Osaka’s family attractions are designed to bring out the child in you. The Universal Studios complex is also home to the Wizarding World of Harry Potter and its thrills. You can also grab a mug of butter beer while you’re here. There’s Kaiyukan, arguably Japan’s finest aquarium with its popular Pacific ring of fire where Antarctic penguins and Monterey Bay seals are among the star attractions. The city boasts of an interesting mix of museums including the quirky Momofuku Ando Instant Ramen Museum where you can create your own custom variation of cup noodles.
Many locals will tell you that Osaka is the home of the bento box, although there are references in Japanese history that trace the bento as far back as the 12th century. Osaka’s train station is a hub for eateries that serve bento box meals that are aesthetically pleasing and scrumptious. You can try Temarizushi – Osaka’s signature bite-sized sushi at outlets like Eki Marche. While you’re at Dotombori check out Imai Honten, one of Osaka’s most iconic Udon establishments, that serves the traditional kitsune udon topped with fried tofu.
The Conrad Osaka (www.conradhotels3.hilton.com) is located between the Dojima and Tosabori rivers with beautiful views of the water and the Osaka skyline.

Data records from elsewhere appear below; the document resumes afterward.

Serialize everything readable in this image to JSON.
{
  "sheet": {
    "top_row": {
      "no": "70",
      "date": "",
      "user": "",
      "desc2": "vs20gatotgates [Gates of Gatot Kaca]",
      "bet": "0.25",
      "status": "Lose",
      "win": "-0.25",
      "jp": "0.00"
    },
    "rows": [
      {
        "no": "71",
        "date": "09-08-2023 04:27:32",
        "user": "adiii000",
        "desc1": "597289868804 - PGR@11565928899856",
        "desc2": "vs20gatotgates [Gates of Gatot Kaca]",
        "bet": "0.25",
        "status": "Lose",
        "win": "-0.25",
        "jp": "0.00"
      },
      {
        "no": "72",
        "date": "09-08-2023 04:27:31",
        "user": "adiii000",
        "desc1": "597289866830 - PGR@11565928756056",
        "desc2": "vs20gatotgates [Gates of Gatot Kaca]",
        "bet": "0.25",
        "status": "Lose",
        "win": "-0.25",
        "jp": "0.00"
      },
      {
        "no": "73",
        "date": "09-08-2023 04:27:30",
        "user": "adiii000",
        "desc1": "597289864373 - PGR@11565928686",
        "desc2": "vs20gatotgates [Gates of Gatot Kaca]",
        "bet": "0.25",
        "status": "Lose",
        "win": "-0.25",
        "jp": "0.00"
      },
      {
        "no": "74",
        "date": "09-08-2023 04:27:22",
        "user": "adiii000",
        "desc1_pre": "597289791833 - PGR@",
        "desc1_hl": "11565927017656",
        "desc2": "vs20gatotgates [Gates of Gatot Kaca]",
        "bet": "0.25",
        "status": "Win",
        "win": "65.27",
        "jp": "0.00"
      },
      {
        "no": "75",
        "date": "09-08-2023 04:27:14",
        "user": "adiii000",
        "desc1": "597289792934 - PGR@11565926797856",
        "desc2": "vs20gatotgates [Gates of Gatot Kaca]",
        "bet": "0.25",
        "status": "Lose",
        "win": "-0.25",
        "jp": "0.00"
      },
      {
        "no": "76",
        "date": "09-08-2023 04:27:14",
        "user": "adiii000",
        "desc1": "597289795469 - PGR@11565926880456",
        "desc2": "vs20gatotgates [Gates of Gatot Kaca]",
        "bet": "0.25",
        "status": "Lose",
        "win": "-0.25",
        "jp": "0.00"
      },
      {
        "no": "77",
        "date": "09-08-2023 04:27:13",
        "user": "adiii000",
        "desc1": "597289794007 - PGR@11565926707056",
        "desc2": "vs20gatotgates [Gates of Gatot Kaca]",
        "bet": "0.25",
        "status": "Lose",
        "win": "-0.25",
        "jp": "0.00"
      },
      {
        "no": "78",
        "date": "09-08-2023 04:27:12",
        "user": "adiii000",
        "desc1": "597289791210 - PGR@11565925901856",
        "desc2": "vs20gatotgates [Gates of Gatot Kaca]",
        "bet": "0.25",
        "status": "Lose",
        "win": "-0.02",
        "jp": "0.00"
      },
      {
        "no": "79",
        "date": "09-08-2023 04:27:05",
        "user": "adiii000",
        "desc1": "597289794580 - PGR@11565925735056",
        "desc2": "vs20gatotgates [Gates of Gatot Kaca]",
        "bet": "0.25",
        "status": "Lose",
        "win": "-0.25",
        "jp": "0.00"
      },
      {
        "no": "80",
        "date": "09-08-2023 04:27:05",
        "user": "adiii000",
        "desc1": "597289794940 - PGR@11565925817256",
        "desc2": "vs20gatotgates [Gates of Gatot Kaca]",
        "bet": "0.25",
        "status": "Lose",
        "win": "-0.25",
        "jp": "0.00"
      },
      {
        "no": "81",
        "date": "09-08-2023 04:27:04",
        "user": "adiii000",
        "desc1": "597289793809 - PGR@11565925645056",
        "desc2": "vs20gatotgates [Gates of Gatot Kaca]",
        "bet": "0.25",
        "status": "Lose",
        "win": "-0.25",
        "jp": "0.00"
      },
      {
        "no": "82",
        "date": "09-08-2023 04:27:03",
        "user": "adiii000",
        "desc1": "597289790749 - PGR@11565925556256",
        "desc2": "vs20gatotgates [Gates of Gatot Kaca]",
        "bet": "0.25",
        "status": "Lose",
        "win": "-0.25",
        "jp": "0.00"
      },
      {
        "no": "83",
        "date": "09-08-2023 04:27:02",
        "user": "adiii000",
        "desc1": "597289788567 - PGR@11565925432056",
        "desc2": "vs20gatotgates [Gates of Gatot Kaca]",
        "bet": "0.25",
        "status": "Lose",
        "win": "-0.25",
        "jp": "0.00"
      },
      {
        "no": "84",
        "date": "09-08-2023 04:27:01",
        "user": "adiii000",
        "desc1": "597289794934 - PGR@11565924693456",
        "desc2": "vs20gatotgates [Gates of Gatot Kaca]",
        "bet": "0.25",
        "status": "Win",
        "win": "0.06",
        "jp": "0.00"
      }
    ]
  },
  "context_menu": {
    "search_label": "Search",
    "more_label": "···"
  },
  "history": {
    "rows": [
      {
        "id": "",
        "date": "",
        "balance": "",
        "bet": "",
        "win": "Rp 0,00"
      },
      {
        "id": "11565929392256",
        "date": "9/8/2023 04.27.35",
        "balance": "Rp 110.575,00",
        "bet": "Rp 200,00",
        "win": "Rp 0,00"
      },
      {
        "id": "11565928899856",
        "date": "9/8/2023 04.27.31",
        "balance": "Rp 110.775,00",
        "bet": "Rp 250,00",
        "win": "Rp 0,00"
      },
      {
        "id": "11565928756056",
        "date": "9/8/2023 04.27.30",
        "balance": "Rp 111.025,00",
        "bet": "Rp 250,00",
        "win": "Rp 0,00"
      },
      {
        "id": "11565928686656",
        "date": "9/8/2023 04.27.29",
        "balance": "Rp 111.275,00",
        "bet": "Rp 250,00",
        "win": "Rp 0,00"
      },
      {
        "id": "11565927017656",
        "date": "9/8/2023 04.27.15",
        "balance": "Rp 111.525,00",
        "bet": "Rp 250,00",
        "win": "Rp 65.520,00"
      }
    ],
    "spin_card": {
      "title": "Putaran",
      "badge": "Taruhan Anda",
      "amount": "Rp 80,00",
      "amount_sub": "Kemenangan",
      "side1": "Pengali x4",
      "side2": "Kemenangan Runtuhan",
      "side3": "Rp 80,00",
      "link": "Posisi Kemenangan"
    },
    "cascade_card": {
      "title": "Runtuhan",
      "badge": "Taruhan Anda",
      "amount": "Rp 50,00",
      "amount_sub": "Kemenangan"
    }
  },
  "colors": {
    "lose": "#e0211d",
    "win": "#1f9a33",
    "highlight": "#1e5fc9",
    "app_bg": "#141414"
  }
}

The hotel is housed on the highest floors of Nakanoshima Festival West tower that is also home to an art museum and a host of dining and retail options.